About 3% of the parents said they had abused animals as a child. This number is higher than found in other surveys. The average age at which they said they started was 12. About 3% of the children reported animal cruelty, and 11 was the average age at which they said it began.

The results showed that people who reported being cruel to animals as children were more likely to be perpetrators of domestic violence as adults. This supports the graduation hypothesis. However, and perhaps surprisingly, they were also more likely to be victims of violence than those who had not been cruel to animals. 

At the same time, the results showed that if the parents were perpetrators of violence then, fourteen years later, their children were more likely to say they had been cruel to animals. This supports the idea that the family context plays a role in children’s violence to animals. 

There was no link between the parents’ animal abuse and children’s animal abuse. In other words, cruelty to animals did not continue through generations of the same family.

Other variables such as gender, ethnicity, marijuana use and depression also came into play, showing that the picture is complex.

The researchers say, “The implications of these findings are that early animal abuse is not only a risk factor for later involvement in IPV [Interpersonal Violence) violent perpetration but also violent victimization.” 
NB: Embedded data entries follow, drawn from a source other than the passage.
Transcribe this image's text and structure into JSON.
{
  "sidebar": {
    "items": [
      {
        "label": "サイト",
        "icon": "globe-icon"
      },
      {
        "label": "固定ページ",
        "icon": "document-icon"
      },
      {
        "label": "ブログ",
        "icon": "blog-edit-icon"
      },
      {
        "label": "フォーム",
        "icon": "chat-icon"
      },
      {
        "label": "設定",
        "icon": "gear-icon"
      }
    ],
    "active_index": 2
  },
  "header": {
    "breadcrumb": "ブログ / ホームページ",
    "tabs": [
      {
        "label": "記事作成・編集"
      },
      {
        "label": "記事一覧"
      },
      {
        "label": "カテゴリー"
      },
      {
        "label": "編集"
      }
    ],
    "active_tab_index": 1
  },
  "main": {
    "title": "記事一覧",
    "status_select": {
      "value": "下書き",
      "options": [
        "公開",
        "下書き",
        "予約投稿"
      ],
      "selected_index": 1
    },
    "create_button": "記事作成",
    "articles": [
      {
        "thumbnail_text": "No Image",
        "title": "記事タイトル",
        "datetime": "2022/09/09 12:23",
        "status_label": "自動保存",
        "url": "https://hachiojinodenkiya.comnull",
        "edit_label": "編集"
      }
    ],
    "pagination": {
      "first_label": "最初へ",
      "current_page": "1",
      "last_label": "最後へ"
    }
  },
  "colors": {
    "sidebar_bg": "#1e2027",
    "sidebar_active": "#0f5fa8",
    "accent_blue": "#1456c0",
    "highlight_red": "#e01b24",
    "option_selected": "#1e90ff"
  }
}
There are some limitations to the study, including the fact that only one question was used to assess animal abuse, and it relied on the person to define their own actions. But the size of the sample, the fact it is representative of the US population, and the way it tracks families across the generations are extremely useful. The results improve our understanding of the links between interpersonal violence and cruelty to animals, and will help design better programs for children and adults who are victims of violence. 

The researchers say, “The practical implications of this research for victim services, specifically, involve improving knowledge of the various pathways to and consequences of IPV [Interpersonal Violence], which can then be used to inform policy and program recommendations. In addition, there is evidence suggesting that thorough measures of animal abuse are warranted in future studies of problem behavior.”

It seems the links between animal abuse and interpersonal violence are more complicated than previously thought. Developing a better understanding will benefit both children and animals. 



Reference
Knight KE, Ellis C, & Simmons SB (2014). Parental Predictors of Children's Animal Abuse: Findings From a National and Intergenerational Sample. Journal of interpersonal violence PMID: 24777142

You might also like: Are Negative Personality Traits Linked to Cruelty to Animals?
Companion Animal Psychology is a participant in the Amazon Services LLC Associates Program, an affiliate advertising program designed to provide a means for sites to earn advertising fees by advertising and linking to Amazon.com.
Companion Animal Psychology is a participant in the Amazon Services LLC Associates Program, an affiliate advertising program designed to provide a means for sites to earn advertising fees by advertising and linking to Amazon.com and Amazon.ca. (privacy policy)